### Records for the task
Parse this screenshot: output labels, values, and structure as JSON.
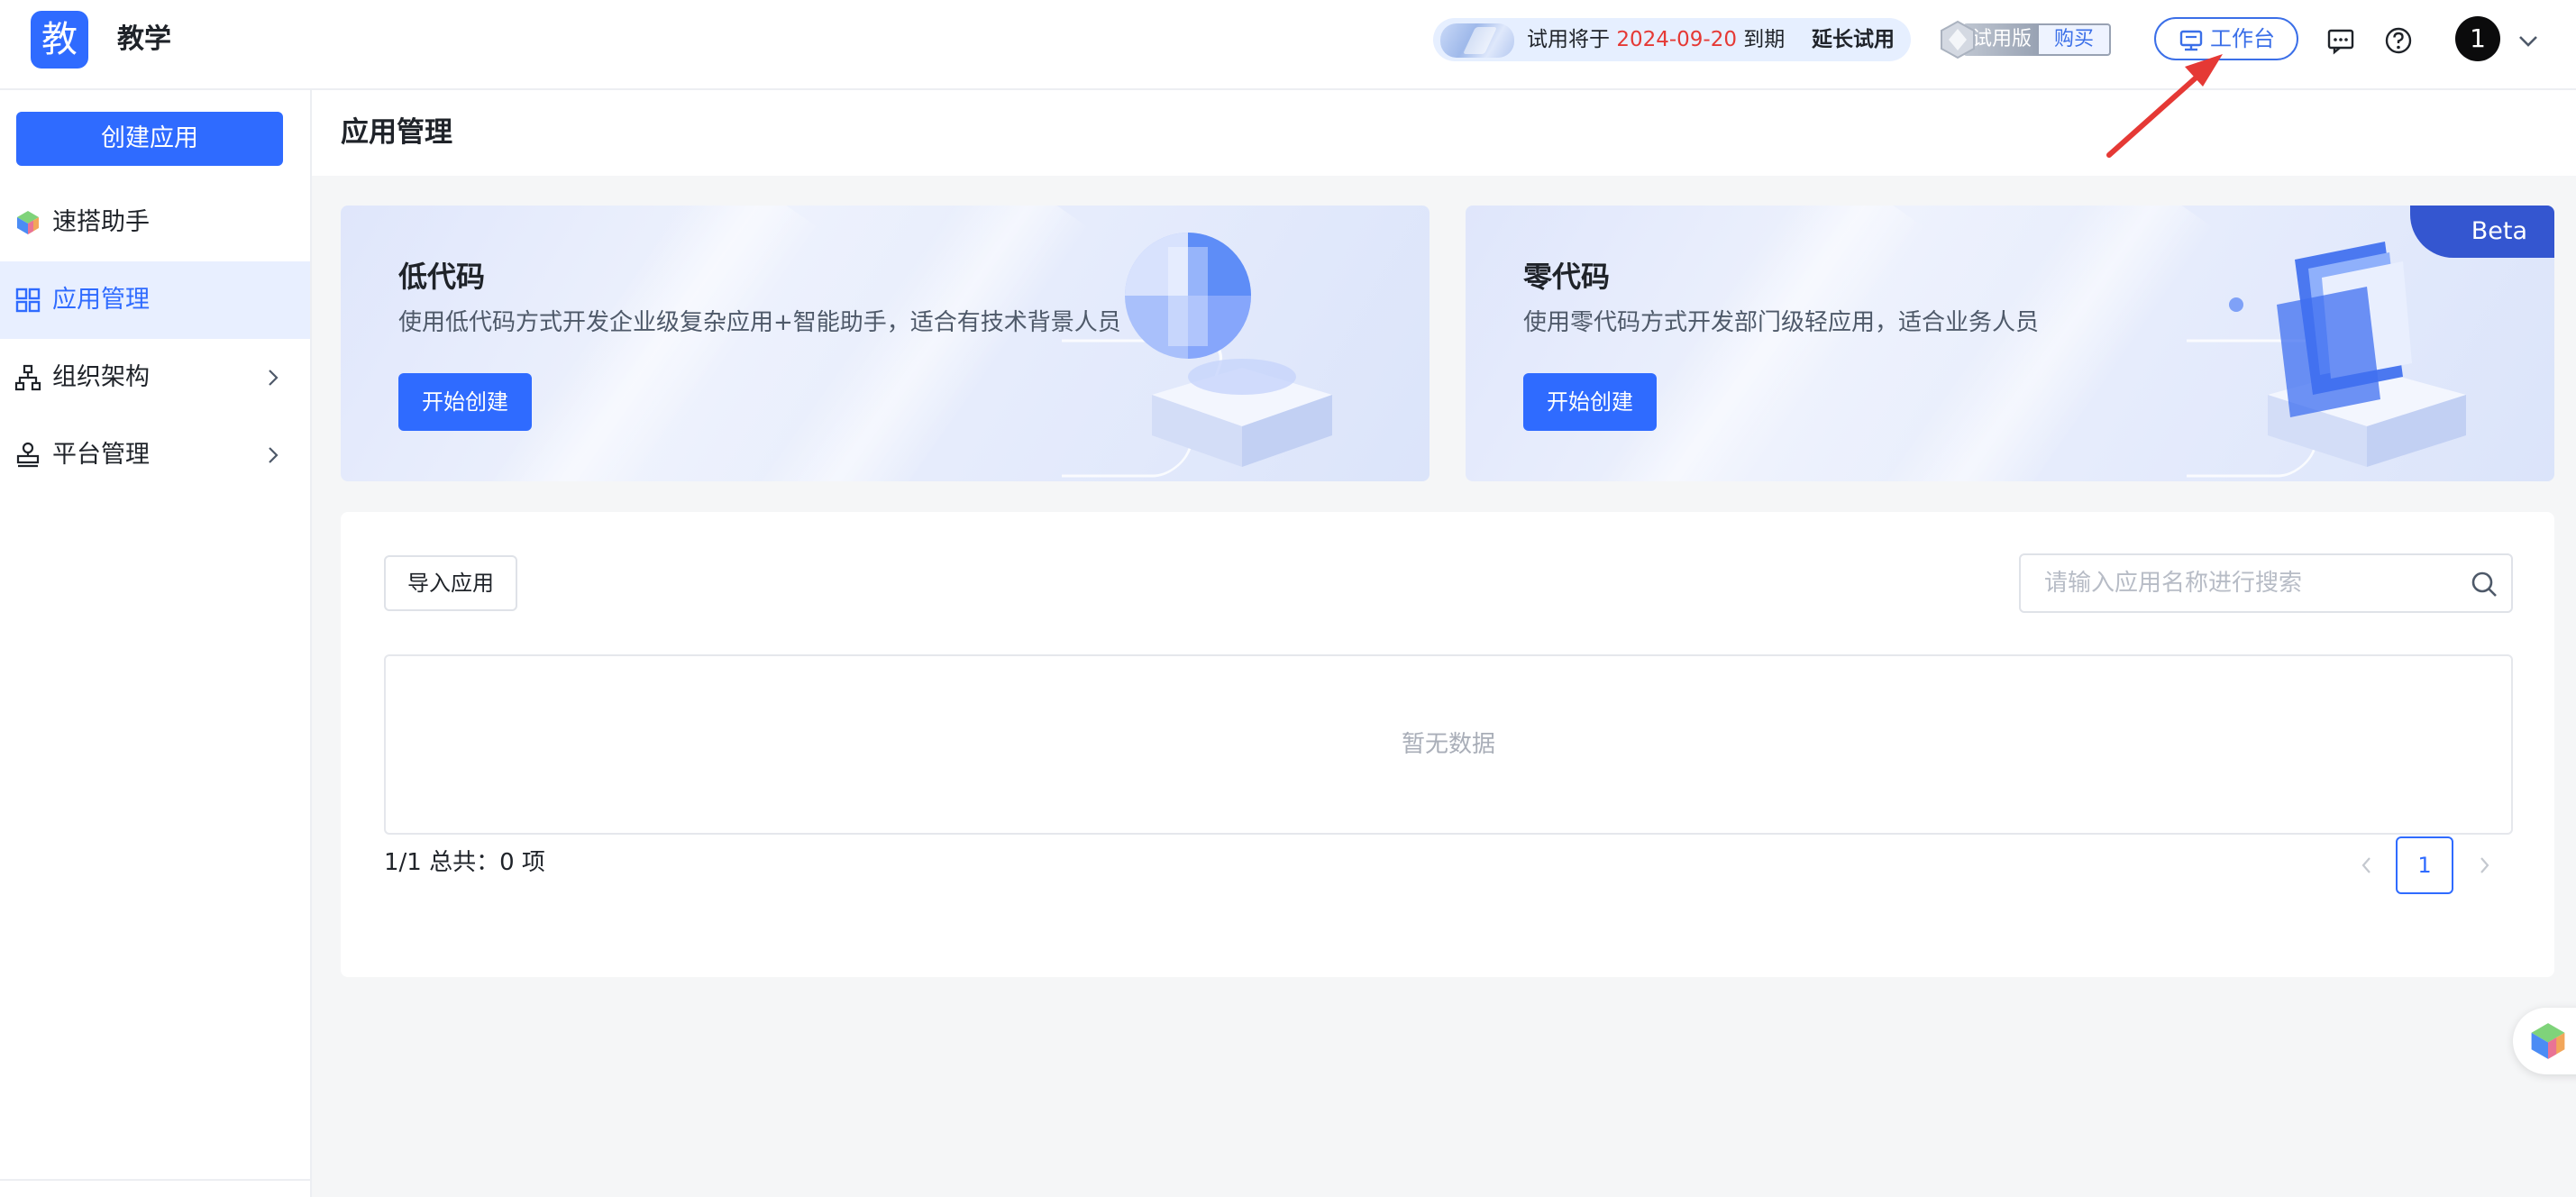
{
  "header": {
    "logo_char": "教",
    "app_name": "教学",
    "trial": {
      "prefix": "试用将于",
      "date": "2024-09-20",
      "suffix": "到期",
      "extend_label": "延长试用"
    },
    "version_label": "试用版",
    "buy_label": "购买",
    "workbench_label": "工作台",
    "avatar_text": "1",
    "icons": [
      "gem-icon",
      "monitor-icon",
      "message-icon",
      "help-icon",
      "chevron-down-icon"
    ]
  },
  "sidebar": {
    "create_label": "创建应用",
    "items": [
      {
        "label": "速搭助手",
        "icon": "cube-logo-icon",
        "active": false,
        "has_children": false
      },
      {
        "label": "应用管理",
        "icon": "grid-icon",
        "active": true,
        "has_children": false
      },
      {
        "label": "组织架构",
        "icon": "org-chart-icon",
        "active": false,
        "has_children": true
      },
      {
        "label": "平台管理",
        "icon": "stamp-icon",
        "active": false,
        "has_children": true
      }
    ]
  },
  "main": {
    "page_title": "应用管理",
    "cards": [
      {
        "title": "低代码",
        "desc": "使用低代码方式开发企业级复杂应用+智能助手，适合有技术背景人员",
        "button": "开始创建",
        "badge": ""
      },
      {
        "title": "零代码",
        "desc": "使用零代码方式开发部门级轻应用，适合业务人员",
        "button": "开始创建",
        "badge": "Beta"
      }
    ],
    "list": {
      "import_label": "导入应用",
      "search_placeholder": "请输入应用名称进行搜索",
      "search_value": "",
      "empty_text": "暂无数据",
      "summary": "1/1 总共：0 项",
      "current_page": "1"
    }
  },
  "colors": {
    "primary": "#2f6bff",
    "trial_date": "#e53935",
    "beta": "#3456d0",
    "annotation_arrow": "#e53935"
  }
}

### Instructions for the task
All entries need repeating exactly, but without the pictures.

### Result below
Parse this screenshot: output labels, values, and structure as JSON.
{
  "header": {
    "logo_char": "教",
    "app_name": "教学",
    "trial": {
      "prefix": "试用将于",
      "date": "2024-09-20",
      "suffix": "到期",
      "extend_label": "延长试用"
    },
    "version_label": "试用版",
    "buy_label": "购买",
    "workbench_label": "工作台",
    "avatar_text": "1",
    "icons": [
      "gem-icon",
      "monitor-icon",
      "message-icon",
      "help-icon",
      "chevron-down-icon"
    ]
  },
  "sidebar": {
    "create_label": "创建应用",
    "items": [
      {
        "label": "速搭助手",
        "icon": "cube-logo-icon",
        "active": false,
        "has_children": false
      },
      {
        "label": "应用管理",
        "icon": "grid-icon",
        "active": true,
        "has_children": false
      },
      {
        "label": "组织架构",
        "icon": "org-chart-icon",
        "active": false,
        "has_children": true
      },
      {
        "label": "平台管理",
        "icon": "stamp-icon",
        "active": false,
        "has_children": true
      }
    ]
  },
  "main": {
    "page_title": "应用管理",
    "cards": [
      {
        "title": "低代码",
        "desc": "使用低代码方式开发企业级复杂应用+智能助手，适合有技术背景人员",
        "button": "开始创建",
        "badge": ""
      },
      {
        "title": "零代码",
        "desc": "使用零代码方式开发部门级轻应用，适合业务人员",
        "button": "开始创建",
        "badge": "Beta"
      }
    ],
    "list": {
      "import_label": "导入应用",
      "search_placeholder": "请输入应用名称进行搜索",
      "search_value": "",
      "empty_text": "暂无数据",
      "summary": "1/1 总共：0 项",
      "current_page": "1"
    }
  },
  "colors": {
    "primary": "#2f6bff",
    "trial_date": "#e53935",
    "beta": "#3456d0",
    "annotation_arrow": "#e53935"
  }
}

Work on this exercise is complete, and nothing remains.